• Heterodoxy has never come up with a serious alternative to both Walrasianism and Keynesianism and is rather content with knowing nothing and the pluralism of provably false theories. As Syll put it “Heterodoxy is different, you know, we do not lull us into the comforting thought that we know everything and that everything is measurable and we have everything under control. We just admit that we often simply do not know, and that we have to live with that uncertainty as well as it goes.”
The ultimate fault of Walrasianism and Keynesianism does not lie in any policy proposals but deep in the premises. As Keynes correctly realized with regard to Orthodoxy “For if orthodox economics is at fault, the error is to be found not in the superstructure, which has been erected with great care for logical consistency, but in a lack of clearness and of generality in the premises.” (1973, p. xxi)
The original logical defect of the representative economist consists of not having a consistent definition of the pivotal concepts of income and profit. The profit theory is false since Adam Smith and every economist can know this from the Palgrave Dictionary “A satisfactory theory of profits is still elusive.” (Desai, 2008, p. 10)
Let this sink in. Neither Classicals, nor Walrasians, nor Marshallians, nor Marxians, nor Keynesians, nor Institutionalists, nor Monetary Economists, nor MMTers, nor Austrians, nor Sraffaians, nor Evolutionists, nor Game theorists, nor EconoPhysicists, nor RBCers, nor New Keynesians, nor New Classicals ever came to grips with profit.
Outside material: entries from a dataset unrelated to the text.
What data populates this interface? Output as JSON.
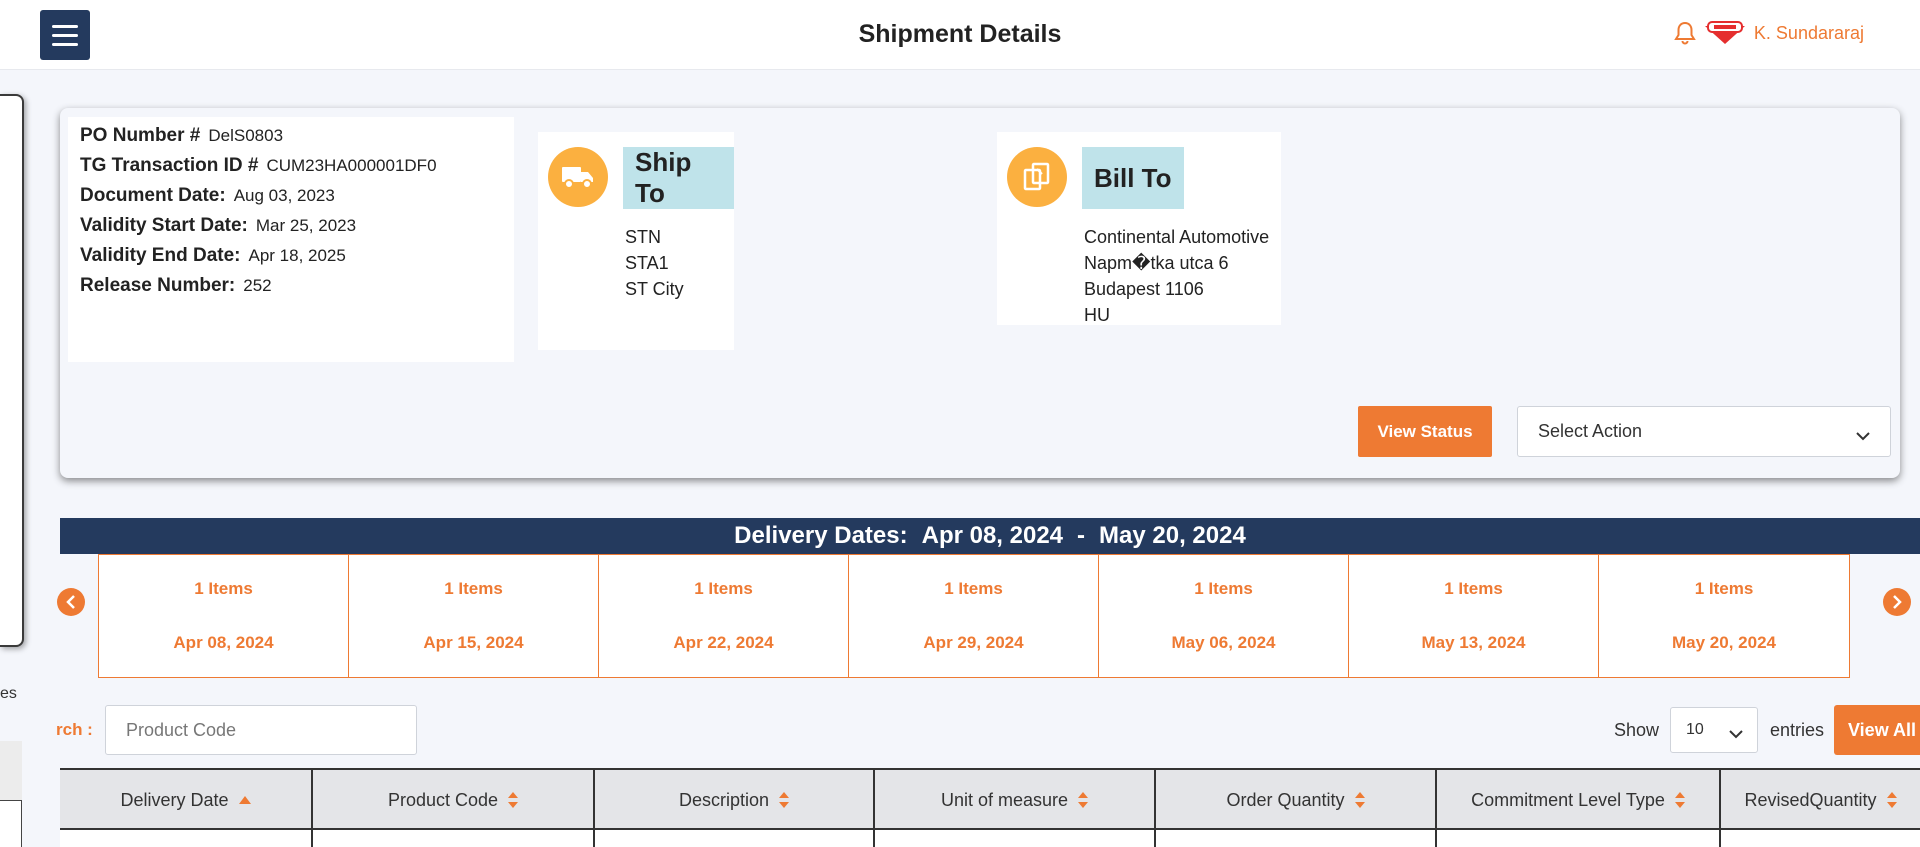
{
  "header": {
    "title": "Shipment Details",
    "user_name": "K. Sundararaj",
    "icons": {
      "menu": "hamburger-menu-icon",
      "notification": "bell-icon",
      "logo": "company-logo"
    }
  },
  "sidebar": {
    "fragment_text": "es"
  },
  "po_details": [
    {
      "label": "PO Number #",
      "value": "DelS0803"
    },
    {
      "label": "TG Transaction ID #",
      "value": "CUM23HA000001DF0"
    },
    {
      "label": "Document Date:",
      "value": "Aug 03, 2023"
    },
    {
      "label": "Validity Start Date:",
      "value": "Mar 25, 2023"
    },
    {
      "label": "Validity End Date:",
      "value": "Apr 18, 2025"
    },
    {
      "label": "Release Number:",
      "value": "252"
    }
  ],
  "ship_to": {
    "title": "Ship To",
    "icon": "truck-icon",
    "lines": [
      "STN",
      "STA1",
      "ST City"
    ]
  },
  "bill_to": {
    "title": "Bill To",
    "icon": "documents-icon",
    "lines": [
      "Continental Automotive",
      "Napm�tka utca 6",
      "Budapest 1106",
      "HU"
    ]
  },
  "actions": {
    "view_status": "View Status",
    "select_action": "Select Action"
  },
  "delivery": {
    "label": "Delivery Dates:",
    "start": "Apr 08, 2024",
    "separator": "-",
    "end": "May 20, 2024",
    "cells": [
      {
        "items": "1 Items",
        "date": "Apr 08, 2024"
      },
      {
        "items": "1 Items",
        "date": "Apr 15, 2024"
      },
      {
        "items": "1 Items",
        "date": "Apr 22, 2024"
      },
      {
        "items": "1 Items",
        "date": "Apr 29, 2024"
      },
      {
        "items": "1 Items",
        "date": "May 06, 2024"
      },
      {
        "items": "1 Items",
        "date": "May 13, 2024"
      },
      {
        "items": "1 Items",
        "date": "May 20, 2024"
      }
    ]
  },
  "search": {
    "label": "rch :",
    "placeholder": "Product Code"
  },
  "entries": {
    "show": "Show",
    "value": "10",
    "suffix": "entries",
    "view_all": "View All"
  },
  "table": {
    "columns": [
      {
        "label": "Delivery Date",
        "sort": "asc"
      },
      {
        "label": "Product Code",
        "sort": "both"
      },
      {
        "label": "Description",
        "sort": "both"
      },
      {
        "label": "Unit of measure",
        "sort": "both"
      },
      {
        "label": "Order Quantity",
        "sort": "both"
      },
      {
        "label": "Commitment Level Type",
        "sort": "both"
      },
      {
        "label": "RevisedQuantity",
        "sort": "both"
      }
    ]
  },
  "colors": {
    "accent": "#ee7a33",
    "navy": "#243a5e",
    "icon_circle": "#fbb040",
    "title_bg": "#bfe3ea"
  }
}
Hence, they all fail to capture the essence of the market economy.
That is the current abysmal state of economics. And, let it be clear: this is NOT the fault of the subject matter.
Clower, R. W. (1999). Post-Keynes Monetary and Financial Theory. Journal of Post Keynesian Economics, 21(3): 399–414. URL
Desai, M. (2008). Profit and Profit Theory. In S. N. Durlauf, and L. E. Blume (Eds.), The New Palgrave Dictionary of Economics Online, pages 1–11. Palgrave Macmillan, 2nd edition. URL
Dow, S. C. (2006). Economic Methodology: An Inquiry. Oxford: Oxford University Press.
Keynes, J. M. (1973). The General Theory of Employment Interest and Money. The Collected Writings of John Maynard Keynes Vol. VII. London, Basingstoke: Macmillan.
Schoeffler, S. (1955). The Failures of Economics: A Diagnostic Study. Cambridge, MA: Harvard University Press.
Solow, R. M. (1998). Foreword, volume William Breit and Roger L. Ranson: The Academic Scribblers. Princeton, NJ: Princeton University Press, 3rd edition.
* Unreferenced quotes have already been used and referenced on this blog.
Immediately preceding Down and out.